Keeping Cool in Summer Heat
If your business has employees that works outdoors, Summertime brings challenges. How do you keep your employees cool and able to work in extreme temperatures?
Under OSHA law, employers are responsible for providing workplaces free of known safety hazards, which includes protecting workers from extreme heat.
An employer with workers exposed to high temperatures should establish a complete heat illness prevention program.
- Provide workers with water, rest and shade
- Allow new or returning workers to gradually increase workloads and take more frequent breaks as they acclimatize, or build a tolerance for working in the heat
- Plan for emergencies and train workers on prevention
- Monitor workers for signs of illness
Symptoms of heat illness include confusion, fainting, seizures, excessing sweating and dizziness.
Signs of heat illness
If you notice an employee showing signs of heat-related illness, have them sit or lie down in a cool, shady area. Provide water to drink and cool the worker with cold compressed ice packs. If signs or symptoms worsen or do not improve, seek medical help by calling 911.
To help prevent heat-related illnesses, schedule appropriate work/rest cycles throughout the day. When possible, strenuous work should be scheduled to avoid the peak heat of the day. Rotate job functions among workers and have employees work in a buddy system to watch out for each other.

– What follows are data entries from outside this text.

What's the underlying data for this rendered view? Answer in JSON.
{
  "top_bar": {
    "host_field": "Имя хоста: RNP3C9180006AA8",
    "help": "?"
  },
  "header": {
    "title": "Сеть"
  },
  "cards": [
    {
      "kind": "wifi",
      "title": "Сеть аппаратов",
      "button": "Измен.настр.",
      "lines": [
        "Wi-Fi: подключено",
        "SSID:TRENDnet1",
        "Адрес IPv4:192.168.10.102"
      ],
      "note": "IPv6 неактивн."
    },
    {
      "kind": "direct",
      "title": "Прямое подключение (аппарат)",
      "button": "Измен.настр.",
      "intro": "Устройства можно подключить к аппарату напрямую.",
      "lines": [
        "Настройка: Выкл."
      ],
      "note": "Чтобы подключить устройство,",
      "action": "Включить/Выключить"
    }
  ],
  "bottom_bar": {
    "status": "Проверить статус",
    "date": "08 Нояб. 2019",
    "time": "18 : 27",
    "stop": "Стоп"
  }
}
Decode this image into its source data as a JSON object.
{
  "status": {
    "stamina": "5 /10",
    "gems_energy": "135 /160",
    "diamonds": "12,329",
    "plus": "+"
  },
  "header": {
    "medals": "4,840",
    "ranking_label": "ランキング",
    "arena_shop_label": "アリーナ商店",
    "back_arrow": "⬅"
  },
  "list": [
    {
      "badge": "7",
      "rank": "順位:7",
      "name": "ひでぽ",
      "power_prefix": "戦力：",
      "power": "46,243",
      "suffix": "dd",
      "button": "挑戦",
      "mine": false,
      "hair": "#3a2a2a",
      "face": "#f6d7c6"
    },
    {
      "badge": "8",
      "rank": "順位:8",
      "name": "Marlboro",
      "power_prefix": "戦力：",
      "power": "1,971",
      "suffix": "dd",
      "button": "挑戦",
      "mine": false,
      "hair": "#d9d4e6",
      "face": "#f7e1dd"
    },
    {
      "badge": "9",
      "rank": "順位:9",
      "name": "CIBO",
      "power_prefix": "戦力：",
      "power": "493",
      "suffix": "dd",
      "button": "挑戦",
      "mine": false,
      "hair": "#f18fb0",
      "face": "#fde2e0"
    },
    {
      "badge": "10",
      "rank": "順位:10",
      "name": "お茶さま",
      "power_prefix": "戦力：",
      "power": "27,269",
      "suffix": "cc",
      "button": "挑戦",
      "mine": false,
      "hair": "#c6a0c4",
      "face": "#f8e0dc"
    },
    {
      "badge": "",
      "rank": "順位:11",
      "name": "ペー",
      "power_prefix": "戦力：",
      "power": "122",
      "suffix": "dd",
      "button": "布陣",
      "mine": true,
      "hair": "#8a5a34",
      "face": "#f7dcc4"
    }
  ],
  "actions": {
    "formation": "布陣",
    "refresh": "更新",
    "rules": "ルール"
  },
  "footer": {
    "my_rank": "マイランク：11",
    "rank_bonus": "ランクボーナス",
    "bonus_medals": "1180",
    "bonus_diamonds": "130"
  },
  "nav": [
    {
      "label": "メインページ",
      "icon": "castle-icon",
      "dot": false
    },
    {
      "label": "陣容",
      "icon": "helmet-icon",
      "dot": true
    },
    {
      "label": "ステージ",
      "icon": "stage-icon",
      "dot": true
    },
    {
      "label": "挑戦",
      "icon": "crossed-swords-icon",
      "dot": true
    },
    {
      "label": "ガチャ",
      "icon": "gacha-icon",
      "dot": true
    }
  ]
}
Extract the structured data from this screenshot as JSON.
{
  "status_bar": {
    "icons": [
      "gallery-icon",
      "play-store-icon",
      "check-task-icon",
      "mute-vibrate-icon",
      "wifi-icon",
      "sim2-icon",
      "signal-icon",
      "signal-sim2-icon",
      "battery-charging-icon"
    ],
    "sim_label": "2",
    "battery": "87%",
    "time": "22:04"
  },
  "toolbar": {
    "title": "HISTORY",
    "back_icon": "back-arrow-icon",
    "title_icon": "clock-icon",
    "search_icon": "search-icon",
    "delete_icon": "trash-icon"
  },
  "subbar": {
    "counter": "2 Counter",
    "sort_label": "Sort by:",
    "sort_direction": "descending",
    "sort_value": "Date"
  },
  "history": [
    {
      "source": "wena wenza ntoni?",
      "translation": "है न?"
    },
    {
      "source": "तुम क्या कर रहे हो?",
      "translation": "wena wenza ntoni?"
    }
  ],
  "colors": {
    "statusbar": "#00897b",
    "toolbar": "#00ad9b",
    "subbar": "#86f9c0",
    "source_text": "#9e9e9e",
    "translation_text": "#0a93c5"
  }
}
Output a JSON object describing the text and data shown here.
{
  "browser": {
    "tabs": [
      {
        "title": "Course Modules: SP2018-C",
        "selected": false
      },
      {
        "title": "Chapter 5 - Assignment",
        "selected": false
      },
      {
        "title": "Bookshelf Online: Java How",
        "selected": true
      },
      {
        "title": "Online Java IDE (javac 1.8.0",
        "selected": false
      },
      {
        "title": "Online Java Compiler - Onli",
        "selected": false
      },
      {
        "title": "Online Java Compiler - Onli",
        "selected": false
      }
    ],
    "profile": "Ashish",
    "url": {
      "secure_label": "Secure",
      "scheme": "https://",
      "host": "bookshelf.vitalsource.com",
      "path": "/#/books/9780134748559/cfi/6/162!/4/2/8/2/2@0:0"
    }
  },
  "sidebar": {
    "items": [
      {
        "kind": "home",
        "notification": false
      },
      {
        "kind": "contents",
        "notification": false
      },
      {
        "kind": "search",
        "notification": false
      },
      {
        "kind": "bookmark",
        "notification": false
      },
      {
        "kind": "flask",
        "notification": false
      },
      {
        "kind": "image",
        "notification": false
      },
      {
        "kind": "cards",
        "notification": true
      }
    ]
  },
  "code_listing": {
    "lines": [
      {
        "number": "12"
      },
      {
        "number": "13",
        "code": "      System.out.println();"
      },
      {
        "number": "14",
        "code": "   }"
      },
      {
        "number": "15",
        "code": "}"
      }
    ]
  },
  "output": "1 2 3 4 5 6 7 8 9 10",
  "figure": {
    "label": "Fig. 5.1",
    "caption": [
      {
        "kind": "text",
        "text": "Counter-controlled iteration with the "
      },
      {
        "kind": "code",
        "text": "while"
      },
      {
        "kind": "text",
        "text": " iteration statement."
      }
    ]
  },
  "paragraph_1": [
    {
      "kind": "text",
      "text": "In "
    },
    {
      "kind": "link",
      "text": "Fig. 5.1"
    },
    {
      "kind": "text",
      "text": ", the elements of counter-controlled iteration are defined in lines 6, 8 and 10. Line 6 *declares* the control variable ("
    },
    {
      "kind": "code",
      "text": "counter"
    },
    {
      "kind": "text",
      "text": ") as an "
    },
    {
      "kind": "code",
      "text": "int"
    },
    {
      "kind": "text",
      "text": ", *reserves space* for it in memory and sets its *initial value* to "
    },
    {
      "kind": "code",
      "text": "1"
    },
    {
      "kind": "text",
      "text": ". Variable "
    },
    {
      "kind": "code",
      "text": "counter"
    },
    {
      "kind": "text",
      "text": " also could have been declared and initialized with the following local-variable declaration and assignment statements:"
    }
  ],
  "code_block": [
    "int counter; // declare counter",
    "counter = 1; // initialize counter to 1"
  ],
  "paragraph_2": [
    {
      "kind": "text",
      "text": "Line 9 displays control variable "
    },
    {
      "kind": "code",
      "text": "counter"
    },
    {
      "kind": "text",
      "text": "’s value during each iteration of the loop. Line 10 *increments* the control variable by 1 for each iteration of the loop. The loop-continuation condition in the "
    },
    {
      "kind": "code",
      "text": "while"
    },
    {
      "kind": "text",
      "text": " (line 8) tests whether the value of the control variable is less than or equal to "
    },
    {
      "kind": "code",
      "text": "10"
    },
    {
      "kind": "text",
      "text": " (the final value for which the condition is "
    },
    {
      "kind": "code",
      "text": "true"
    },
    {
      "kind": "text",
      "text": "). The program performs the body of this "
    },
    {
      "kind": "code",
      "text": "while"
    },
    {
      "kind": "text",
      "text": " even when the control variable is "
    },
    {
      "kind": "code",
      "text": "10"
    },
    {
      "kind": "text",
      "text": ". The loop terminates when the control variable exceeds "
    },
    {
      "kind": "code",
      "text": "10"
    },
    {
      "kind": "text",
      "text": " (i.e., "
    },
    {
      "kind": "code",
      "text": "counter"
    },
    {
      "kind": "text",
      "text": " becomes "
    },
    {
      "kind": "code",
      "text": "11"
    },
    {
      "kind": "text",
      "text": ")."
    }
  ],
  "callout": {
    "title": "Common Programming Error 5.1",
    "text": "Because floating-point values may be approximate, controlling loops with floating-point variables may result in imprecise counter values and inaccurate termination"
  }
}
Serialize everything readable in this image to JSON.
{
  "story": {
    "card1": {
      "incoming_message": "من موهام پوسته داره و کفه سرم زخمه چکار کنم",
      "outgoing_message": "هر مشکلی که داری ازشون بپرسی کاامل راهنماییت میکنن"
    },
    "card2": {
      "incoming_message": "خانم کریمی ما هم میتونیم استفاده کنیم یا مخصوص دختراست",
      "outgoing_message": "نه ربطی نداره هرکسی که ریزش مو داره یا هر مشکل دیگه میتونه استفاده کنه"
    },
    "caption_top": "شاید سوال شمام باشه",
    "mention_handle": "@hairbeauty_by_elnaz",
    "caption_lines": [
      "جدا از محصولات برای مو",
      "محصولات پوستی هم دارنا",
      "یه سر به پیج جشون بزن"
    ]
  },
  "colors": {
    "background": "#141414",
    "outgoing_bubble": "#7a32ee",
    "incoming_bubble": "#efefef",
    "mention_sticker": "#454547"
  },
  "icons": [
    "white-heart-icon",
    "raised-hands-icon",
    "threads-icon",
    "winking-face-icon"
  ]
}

Train your employees on your heat illness prevention program and watch your employees carefully for signs of a heat illness.